### What to work on
Check every line of the data for the word "this", and copy those that have it.

### Task input
↓

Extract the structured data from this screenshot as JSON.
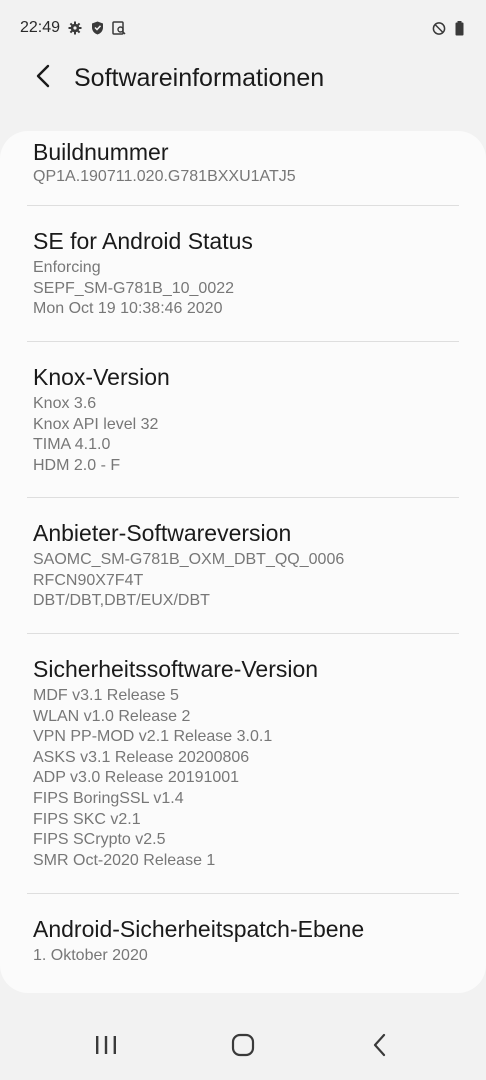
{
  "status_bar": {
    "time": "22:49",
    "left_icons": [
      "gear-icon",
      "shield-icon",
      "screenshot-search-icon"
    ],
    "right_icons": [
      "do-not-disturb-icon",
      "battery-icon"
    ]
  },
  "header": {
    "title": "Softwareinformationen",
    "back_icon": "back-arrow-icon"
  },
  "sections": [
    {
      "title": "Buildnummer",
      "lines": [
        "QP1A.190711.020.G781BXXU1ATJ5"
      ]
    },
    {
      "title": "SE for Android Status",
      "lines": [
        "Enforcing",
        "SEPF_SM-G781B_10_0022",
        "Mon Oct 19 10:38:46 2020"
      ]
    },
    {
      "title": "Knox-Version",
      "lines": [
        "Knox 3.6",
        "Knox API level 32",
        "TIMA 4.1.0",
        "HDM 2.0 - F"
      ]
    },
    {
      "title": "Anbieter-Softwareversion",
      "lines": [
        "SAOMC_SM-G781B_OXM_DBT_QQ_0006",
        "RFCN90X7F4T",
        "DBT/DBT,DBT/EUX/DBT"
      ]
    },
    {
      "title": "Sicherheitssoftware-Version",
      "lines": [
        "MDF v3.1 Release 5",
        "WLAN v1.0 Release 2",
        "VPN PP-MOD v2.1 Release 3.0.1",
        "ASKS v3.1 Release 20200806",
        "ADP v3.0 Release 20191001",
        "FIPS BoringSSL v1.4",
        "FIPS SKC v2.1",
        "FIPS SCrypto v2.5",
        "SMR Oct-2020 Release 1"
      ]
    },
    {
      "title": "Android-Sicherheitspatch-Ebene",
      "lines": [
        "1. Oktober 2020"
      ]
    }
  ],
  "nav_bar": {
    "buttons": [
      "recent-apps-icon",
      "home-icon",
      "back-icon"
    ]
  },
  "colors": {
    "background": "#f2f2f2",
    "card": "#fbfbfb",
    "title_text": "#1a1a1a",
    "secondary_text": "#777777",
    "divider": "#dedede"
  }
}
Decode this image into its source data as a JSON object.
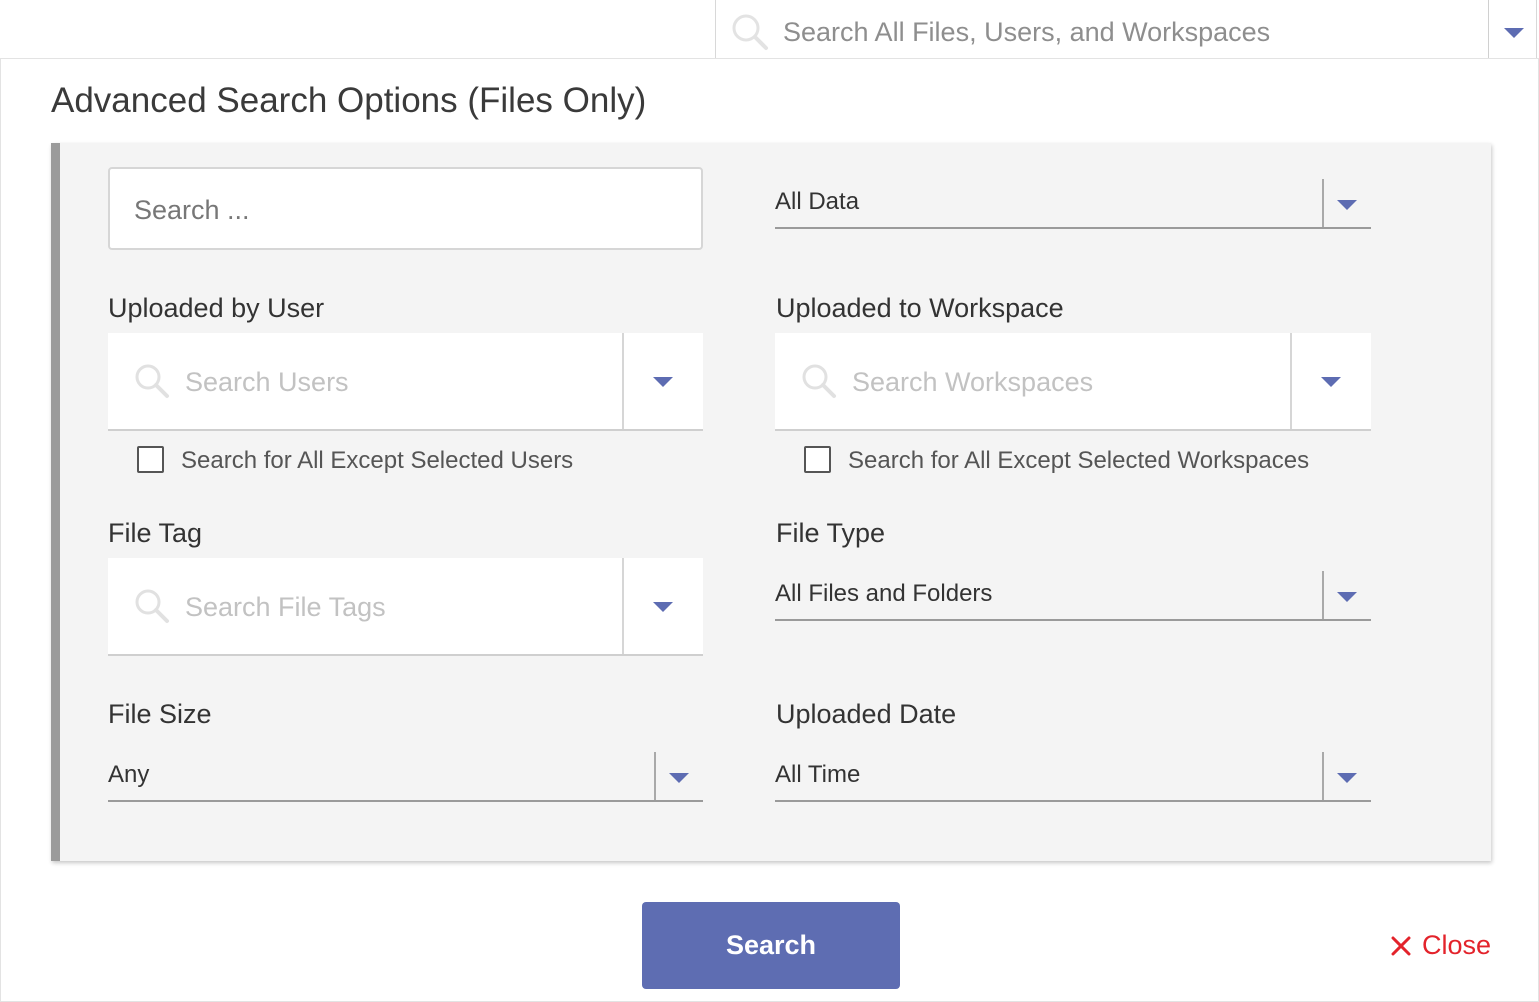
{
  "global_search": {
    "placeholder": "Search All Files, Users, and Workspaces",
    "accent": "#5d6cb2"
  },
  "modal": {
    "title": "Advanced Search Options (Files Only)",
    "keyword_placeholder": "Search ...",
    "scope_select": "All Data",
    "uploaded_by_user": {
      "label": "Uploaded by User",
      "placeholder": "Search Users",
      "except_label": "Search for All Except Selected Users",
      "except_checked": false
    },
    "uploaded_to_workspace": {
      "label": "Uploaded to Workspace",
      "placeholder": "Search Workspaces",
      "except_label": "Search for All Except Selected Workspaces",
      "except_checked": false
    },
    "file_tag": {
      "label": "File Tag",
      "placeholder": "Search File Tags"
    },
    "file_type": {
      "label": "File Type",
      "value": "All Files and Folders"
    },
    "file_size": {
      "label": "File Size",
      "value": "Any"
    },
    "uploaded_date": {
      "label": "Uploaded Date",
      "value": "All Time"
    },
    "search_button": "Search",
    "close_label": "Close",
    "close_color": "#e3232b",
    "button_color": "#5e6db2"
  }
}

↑
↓

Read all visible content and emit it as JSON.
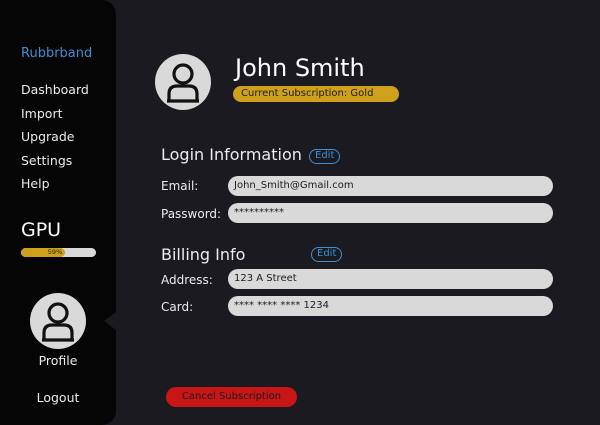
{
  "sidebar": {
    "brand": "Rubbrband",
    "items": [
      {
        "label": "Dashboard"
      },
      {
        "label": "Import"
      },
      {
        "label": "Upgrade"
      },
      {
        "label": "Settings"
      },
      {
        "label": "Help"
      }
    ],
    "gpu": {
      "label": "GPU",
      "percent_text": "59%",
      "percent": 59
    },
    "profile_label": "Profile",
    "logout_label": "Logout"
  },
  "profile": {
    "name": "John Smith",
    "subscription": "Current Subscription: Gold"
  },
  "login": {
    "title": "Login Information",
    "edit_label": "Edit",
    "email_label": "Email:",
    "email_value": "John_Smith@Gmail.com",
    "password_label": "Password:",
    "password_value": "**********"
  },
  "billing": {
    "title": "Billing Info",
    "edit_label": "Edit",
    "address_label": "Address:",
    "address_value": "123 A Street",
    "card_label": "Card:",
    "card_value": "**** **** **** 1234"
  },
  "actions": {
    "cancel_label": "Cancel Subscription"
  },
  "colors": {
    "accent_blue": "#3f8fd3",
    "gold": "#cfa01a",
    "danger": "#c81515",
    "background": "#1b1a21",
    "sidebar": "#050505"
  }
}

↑
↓

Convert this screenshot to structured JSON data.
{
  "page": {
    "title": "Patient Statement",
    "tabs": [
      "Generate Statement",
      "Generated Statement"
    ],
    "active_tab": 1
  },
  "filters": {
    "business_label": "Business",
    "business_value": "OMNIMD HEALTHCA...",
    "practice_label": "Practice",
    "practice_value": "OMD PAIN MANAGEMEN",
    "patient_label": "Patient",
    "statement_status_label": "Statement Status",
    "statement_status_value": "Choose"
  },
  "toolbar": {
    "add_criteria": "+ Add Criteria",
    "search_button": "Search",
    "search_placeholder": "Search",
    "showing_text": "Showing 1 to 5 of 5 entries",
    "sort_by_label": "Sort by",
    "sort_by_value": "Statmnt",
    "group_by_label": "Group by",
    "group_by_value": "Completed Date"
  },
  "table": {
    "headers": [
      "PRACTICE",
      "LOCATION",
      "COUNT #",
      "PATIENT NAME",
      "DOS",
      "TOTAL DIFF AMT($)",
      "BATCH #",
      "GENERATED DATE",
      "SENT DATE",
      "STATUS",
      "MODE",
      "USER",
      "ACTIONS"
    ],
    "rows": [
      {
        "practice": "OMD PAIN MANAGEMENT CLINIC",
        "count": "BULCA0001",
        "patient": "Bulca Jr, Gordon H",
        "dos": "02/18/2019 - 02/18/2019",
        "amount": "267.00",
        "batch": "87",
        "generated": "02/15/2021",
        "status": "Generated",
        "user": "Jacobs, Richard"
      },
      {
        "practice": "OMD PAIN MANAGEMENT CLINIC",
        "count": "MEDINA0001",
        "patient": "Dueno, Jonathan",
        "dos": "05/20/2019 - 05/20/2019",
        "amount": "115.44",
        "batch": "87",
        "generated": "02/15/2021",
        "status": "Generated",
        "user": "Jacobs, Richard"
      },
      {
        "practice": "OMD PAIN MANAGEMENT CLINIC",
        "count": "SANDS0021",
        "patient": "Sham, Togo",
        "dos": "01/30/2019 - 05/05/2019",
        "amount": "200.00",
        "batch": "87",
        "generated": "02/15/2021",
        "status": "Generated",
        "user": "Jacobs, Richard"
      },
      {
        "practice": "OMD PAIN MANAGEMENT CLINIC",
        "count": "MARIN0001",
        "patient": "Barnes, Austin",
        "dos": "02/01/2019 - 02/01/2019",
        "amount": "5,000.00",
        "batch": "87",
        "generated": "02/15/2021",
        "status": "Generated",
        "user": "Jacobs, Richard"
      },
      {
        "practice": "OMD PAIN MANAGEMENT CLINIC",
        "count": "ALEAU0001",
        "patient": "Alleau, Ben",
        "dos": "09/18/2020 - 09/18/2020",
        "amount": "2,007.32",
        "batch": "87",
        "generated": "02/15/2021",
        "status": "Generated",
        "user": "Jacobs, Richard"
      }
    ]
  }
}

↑

### Answer section
Extract the structured data from this screenshot as JSON.
Decode this image into its source data as a JSON object.
Convert this screenshot to structured JSON data.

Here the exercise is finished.